Now that weâ€™d found the fish, it was time to worry about the business end of things. The key to getting fish to bite this time of year is to slow it down. Whether you opt for a horizontal or vertical presentation you can’t be moving slow enough. I remember reading about a “do nothing” jigging technique in a magazine a while back. The author used 3â€ tubes on Â¼oz jigs in the fall for bass and literally let his jig sit there on the bottom and waited for the fish to bite; kind of like fishing with live bait. I’ve had great success using this technique for bass in the past and I now know it works with my Percidaed friends too. Basically you need to treat your jig like itâ€™s a live worm or minnow. This is what I tell my guests. The â€œdo nothingâ€ technique is really easy for anyone to master. As long as you feel contact with the bottom the rest is simple. You do nothing. I use the current and my trolling motor to ensure my line remains as vertical as possible and stay on top of the fish. Choose a jig that allows you to maintain bottom contact and work the area very slowly. If you have a transom mount sonar itâ€™s a huge help. I have a sonar unit mounted in the front of my boat specifically for jig fishing and I couldnâ€™t do without it. By the way, don’t worry about using jigs up to 1/2 or 3/4 even 1oz if the conditions dictate a need for it. Walleyes will suck ’em up like candy despite the fact that they look heavy enough to be used as anchors.
When people ask me what time of year I like best my answer is quick and easy; fall. As cottagers slowly but surely store away their boats, the air cools and the leaves change, fall consistently provides some of the year’s most memorable moments at the lake. Not only are the fish putting on a feed for the winter, but the air is invigorating, the colours breathtaking and the overall experience well worth the effort.
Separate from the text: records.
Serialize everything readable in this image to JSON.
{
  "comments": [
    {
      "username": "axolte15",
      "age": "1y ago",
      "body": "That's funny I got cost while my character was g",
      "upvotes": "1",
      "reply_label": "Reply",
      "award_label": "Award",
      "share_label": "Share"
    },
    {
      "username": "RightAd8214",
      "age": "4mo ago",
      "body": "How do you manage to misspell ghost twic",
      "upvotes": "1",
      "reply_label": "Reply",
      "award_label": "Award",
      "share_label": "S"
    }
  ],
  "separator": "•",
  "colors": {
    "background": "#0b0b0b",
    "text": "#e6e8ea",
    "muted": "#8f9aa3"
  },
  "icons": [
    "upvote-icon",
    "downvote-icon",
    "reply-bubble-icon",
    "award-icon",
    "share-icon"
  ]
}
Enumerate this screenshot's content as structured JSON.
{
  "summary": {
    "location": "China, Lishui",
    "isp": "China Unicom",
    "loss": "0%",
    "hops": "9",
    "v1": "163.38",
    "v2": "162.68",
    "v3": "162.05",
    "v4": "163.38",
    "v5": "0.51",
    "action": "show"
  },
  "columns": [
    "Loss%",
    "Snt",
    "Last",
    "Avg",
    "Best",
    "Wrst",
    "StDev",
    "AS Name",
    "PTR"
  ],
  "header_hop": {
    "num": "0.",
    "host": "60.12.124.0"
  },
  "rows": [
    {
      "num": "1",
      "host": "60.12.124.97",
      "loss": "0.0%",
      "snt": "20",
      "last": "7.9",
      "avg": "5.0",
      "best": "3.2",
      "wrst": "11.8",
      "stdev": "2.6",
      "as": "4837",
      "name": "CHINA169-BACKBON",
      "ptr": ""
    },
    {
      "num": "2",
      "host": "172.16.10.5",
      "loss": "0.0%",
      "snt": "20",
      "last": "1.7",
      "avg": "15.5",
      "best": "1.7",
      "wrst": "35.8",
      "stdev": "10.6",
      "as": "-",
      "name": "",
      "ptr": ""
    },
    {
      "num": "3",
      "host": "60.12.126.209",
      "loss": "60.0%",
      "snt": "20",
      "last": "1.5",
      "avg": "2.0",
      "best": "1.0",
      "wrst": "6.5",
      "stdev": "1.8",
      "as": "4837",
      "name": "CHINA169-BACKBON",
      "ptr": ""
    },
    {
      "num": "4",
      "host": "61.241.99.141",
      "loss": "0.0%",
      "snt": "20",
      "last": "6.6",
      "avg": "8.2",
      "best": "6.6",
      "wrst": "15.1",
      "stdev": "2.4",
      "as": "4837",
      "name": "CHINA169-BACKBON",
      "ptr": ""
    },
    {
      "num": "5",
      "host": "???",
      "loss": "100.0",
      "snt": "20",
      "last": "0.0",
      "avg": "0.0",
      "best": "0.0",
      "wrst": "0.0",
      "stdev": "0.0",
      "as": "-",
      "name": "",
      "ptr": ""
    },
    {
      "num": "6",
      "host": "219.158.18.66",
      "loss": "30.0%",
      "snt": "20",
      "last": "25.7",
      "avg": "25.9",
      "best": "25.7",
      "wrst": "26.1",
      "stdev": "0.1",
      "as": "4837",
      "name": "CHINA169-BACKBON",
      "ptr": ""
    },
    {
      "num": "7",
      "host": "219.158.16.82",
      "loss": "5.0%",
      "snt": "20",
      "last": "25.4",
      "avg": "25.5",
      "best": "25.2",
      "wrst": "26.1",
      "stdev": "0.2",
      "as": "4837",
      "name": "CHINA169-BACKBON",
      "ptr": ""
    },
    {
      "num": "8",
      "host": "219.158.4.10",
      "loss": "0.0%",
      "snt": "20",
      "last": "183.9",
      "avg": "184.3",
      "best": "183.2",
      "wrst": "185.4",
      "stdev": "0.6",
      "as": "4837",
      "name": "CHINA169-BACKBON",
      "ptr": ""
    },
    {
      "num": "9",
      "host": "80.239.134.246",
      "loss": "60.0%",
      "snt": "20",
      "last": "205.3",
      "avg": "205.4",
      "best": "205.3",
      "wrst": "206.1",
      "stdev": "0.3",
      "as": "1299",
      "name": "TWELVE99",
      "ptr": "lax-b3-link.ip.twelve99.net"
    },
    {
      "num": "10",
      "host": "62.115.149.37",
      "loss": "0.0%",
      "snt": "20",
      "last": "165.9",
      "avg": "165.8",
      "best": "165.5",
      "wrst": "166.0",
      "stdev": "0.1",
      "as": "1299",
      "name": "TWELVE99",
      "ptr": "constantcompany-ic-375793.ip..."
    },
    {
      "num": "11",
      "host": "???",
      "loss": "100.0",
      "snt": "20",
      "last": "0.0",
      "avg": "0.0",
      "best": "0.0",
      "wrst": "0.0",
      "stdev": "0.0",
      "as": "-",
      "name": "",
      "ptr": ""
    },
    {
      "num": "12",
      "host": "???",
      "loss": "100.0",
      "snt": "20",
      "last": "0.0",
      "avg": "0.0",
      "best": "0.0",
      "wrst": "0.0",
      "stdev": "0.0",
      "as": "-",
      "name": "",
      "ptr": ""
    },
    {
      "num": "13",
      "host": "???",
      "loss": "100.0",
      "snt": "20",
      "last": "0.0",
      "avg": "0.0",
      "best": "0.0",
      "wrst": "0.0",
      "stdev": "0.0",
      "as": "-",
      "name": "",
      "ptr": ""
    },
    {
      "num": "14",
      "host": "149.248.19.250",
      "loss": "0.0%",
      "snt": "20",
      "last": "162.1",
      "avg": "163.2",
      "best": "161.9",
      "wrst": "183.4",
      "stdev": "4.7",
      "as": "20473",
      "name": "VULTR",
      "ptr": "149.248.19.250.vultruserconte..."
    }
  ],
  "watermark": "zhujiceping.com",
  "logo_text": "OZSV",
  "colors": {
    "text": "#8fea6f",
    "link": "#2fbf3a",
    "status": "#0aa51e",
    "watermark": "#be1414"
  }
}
The weather isnâ€™t always in the record breaking range we had this weekend, but with the right clothing you can always be comfortable. Many people reject the idea of a weekend at the lake after the first few strong frosts and that means quieter times in a beautiful setting for those of us who don’t. So invite your friends and family and head out to the lake this fall. Make sure you bring plenty of firewood, warm clothes, a camera and more importantly your sense of adventure. I promise you won’t be disappointed. Oh and donâ€™t forget to wet a line, you may even be rewarded with a personal best walleye.
Until next time…Stay outside.